    The very next day, we’re making tentative plans and he asks me do I have enough spoons for that. He gets it!
    I also think we also both understand our friend with fibromyalgia a lot better. She never *seemed* disabled at all, but she’s just not got many spoons either. I sent her a copy of it.
    Thank you for writing that – it’s a wonderful analogy for folks with all sorts of problems. To be able to explain ourselves, to be able to understand each other – what an awesome gift you’ve given us.

  • Hi, I’m Mei Jun a librarian from NLB. I found your blog useful and recommended it on our ASK! blog. Thank you and have a nice day!

  • Loretta

    I have read so much about an individual named “Christine” and her family who were going to be honored so I knew that you must have done something really extraordinary to deserve that recognition by the Lupus organization.
    Today I just happened to read our Lupus newsletter and then followed the links and “stumbled” onto your “ButYouDontLookSick.com” Website and now I realize the validity in the Lupus Organization’s choice in their nomination of you Christine…
    I hope to one day meet you!
    I am suffering from this disease now more than I ever have. I developed this disease from a toxic pregnancy that was undiagnosed until the week before I delivered, back in 1886. Just recently in January 2006, Lupus has now effected my Central Nervous System where I suffered with seizures and I was hospitalized in ICU for 13 days…my employer after 24 yrs has now fired me and I am on disability, trying to provide for my 2 sons alone- since I am also going through a very difficult divorce.

  • Trenton Riopel
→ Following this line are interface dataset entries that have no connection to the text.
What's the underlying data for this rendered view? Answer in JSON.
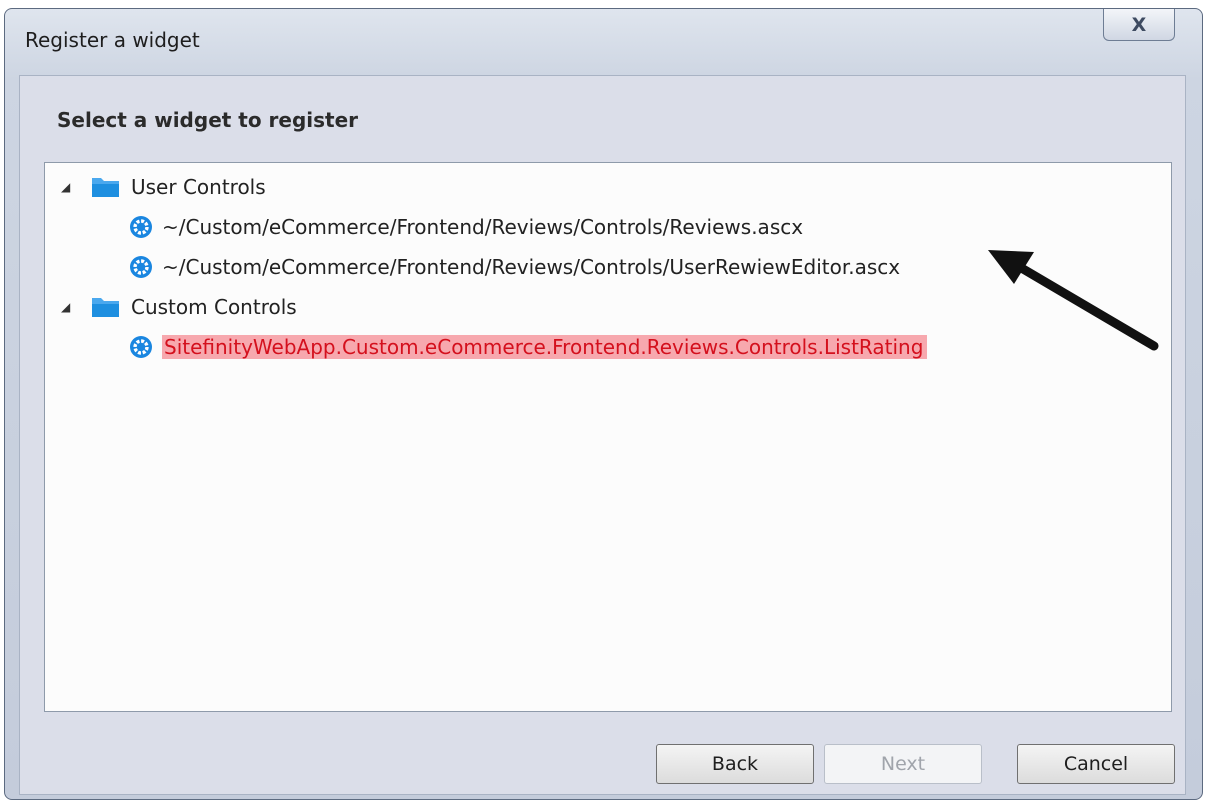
{
  "window": {
    "title": "Register a widget"
  },
  "content": {
    "heading": "Select a widget to register"
  },
  "tree": {
    "groups": [
      {
        "label": "User Controls",
        "items": [
          {
            "label": "~/Custom/eCommerce/Frontend/Reviews/Controls/Reviews.ascx",
            "selected": false
          },
          {
            "label": "~/Custom/eCommerce/Frontend/Reviews/Controls/UserRewiewEditor.ascx",
            "selected": false
          }
        ]
      },
      {
        "label": "Custom Controls",
        "items": [
          {
            "label": "SitefinityWebApp.Custom.eCommerce.Frontend.Reviews.Controls.ListRating",
            "selected": true
          }
        ]
      }
    ]
  },
  "buttons": {
    "back": "Back",
    "next": "Next",
    "cancel": "Cancel"
  },
  "colors": {
    "selection_highlight": "#f7a8ae",
    "selection_text": "#d4101d",
    "folder_blue": "#1e8fe0",
    "gear_blue": "#1a86e0"
  },
  "icons": [
    "close-icon",
    "expand-triangle-icon",
    "folder-icon",
    "gear-icon",
    "arrow-annotation-icon"
  ]
}
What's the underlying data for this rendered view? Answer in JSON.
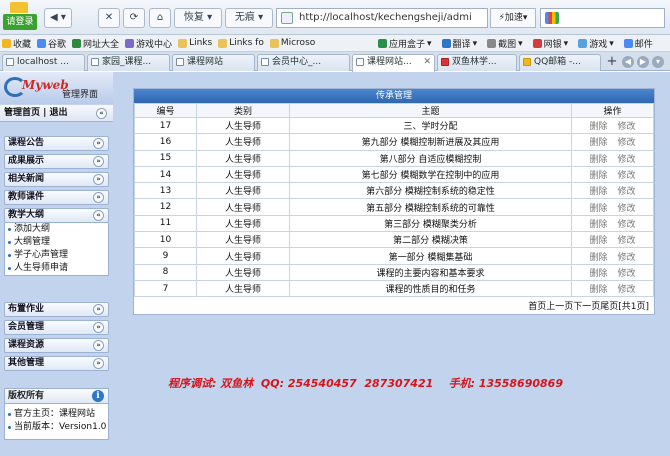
{
  "browser": {
    "login_label": "请登录",
    "restore_label": "恢复",
    "security_label": "无痕",
    "address": "http://localhost/kechengsheji/admi",
    "accelerate_label": "加速"
  },
  "bookmarks": [
    "收藏",
    "谷歌",
    "网址大全",
    "游戏中心",
    "Links",
    "Links fo",
    "Microso"
  ],
  "bookmarks_right": [
    "应用盒子",
    "翻译",
    "截图",
    "网银",
    "游戏",
    "邮件"
  ],
  "tabs": [
    "localhost ...",
    "家园_课程...",
    "课程网站",
    "会员中心_...",
    "课程网站...",
    "双鱼林学...",
    "QQ邮箱 -..."
  ],
  "sidebar": {
    "logo_text": "Myweb",
    "logo_sub": "管理界面",
    "header": "管理首页 | 退出",
    "menus_top": [
      "课程公告",
      "成果展示",
      "相关新闻",
      "教师课件",
      "教学大纲"
    ],
    "outline_items": [
      "添加大纲",
      "大纲管理",
      "学子心声管理",
      "人生导师申请"
    ],
    "menus_bottom": [
      "布置作业",
      "会员管理",
      "课程资源",
      "其他管理"
    ],
    "info_title": "版权所有",
    "info_items": [
      "官方主页：课程网站",
      "当前版本：Version1.0"
    ]
  },
  "main": {
    "panel_title": "传承管理",
    "columns": [
      "编号",
      "类别",
      "主题",
      "操作"
    ],
    "rows": [
      {
        "id": "17",
        "category": "人生导师",
        "topic": "三、学时分配"
      },
      {
        "id": "16",
        "category": "人生导师",
        "topic": "第九部分  模糊控制新进展及其应用"
      },
      {
        "id": "15",
        "category": "人生导师",
        "topic": "第八部分  自适应模糊控制"
      },
      {
        "id": "14",
        "category": "人生导师",
        "topic": "第七部分  模糊数学在控制中的应用"
      },
      {
        "id": "13",
        "category": "人生导师",
        "topic": "第六部分  模糊控制系统的稳定性"
      },
      {
        "id": "12",
        "category": "人生导师",
        "topic": "第五部分  模糊控制系统的可靠性"
      },
      {
        "id": "11",
        "category": "人生导师",
        "topic": "第三部分  模糊聚类分析"
      },
      {
        "id": "10",
        "category": "人生导师",
        "topic": "第二部分  模糊决策"
      },
      {
        "id": "9",
        "category": "人生导师",
        "topic": "第一部分  模糊集基础"
      },
      {
        "id": "8",
        "category": "人生导师",
        "topic": "课程的主要内容和基本要求"
      },
      {
        "id": "7",
        "category": "人生导师",
        "topic": "课程的性质目的和任务"
      }
    ],
    "delete_label": "删除",
    "edit_label": "修改",
    "pager": "首页上一页下一页尾页[共1页]",
    "debug_text": "程序调试: 双鱼林  QQ: 254540457  287307421    手机: 13558690869"
  }
}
    your spoon story has made it so much easier for me to explain to everyone around me how my day to day life is. as I read though it the first time I caught myself nodding and agreeing with everything you said. word for word. I deal with probably one of the worst you don’t look sick ailments. Fibromyalgia. by no means do I show any physical reasons other then stiffness and the popping of joints regularly assonated with standard arthritis. but with fibro. degenerative disk disease and a hyper clotting factor that has caused me to developed not 1 but 4 chronic pulmonary emboli . Your spoon story really helps me put to light what I go though every day to people who look at me like I’m just trying to live of the public taxpayers money that is welfare and disability payments. I don’t know how many times I had to explain to people just what I go though day after day… just to get what little I get now. Let alone 1/3 the medical equipment I need and should be using regularly like a wheelchair. And all of it because I do not look sick. Thank you for not only helping me explain it in a way others will understand. But being who you are and sharing your story with people like me so that we may somehow benefit from your understanding.

  • christina

    WOW- I just happenned to find this site while looking for a movie review (The Bucket List). I am 42 and have been living with advanced stage 4 breast cancer for over 4 years, but do not look sick (I still have my long hair, good weight, skin etc). I really thought I might be alone in this strange paradox – it is so refreshing to hear someone else’s take the “but you don’t look sick” issue. I felt like someone had been following me with a camera for a while! It is indeed a double edged sword to be so ill and look so good! Not many people understand that.
    Thanks for creating this site!

  • christine

    Love the website – I heard that all the time – also went to Hofstra – you’re doing well!